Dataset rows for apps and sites
BEGIN
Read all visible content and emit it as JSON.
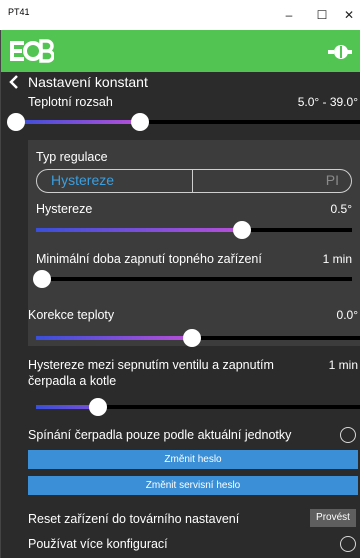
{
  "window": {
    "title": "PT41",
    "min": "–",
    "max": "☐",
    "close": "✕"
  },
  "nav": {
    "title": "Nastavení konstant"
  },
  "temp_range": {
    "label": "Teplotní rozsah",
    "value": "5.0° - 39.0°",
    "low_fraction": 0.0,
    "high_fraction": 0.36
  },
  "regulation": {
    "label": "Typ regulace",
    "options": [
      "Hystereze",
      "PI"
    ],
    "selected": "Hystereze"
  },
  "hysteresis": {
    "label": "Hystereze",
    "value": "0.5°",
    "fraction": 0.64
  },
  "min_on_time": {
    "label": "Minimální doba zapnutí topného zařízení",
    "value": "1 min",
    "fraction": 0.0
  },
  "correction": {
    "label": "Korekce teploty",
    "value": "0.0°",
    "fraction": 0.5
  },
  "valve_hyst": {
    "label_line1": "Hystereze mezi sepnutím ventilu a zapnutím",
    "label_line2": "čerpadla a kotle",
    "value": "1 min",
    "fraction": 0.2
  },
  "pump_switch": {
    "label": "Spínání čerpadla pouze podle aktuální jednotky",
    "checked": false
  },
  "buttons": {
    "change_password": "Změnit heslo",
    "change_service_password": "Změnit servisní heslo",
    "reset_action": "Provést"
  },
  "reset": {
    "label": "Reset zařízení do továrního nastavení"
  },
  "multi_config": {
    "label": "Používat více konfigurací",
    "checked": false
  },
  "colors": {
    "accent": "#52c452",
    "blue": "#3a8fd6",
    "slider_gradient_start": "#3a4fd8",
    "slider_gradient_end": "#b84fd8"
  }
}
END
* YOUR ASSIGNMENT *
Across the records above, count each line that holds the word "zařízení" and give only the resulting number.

* WRITTEN REPLY *
2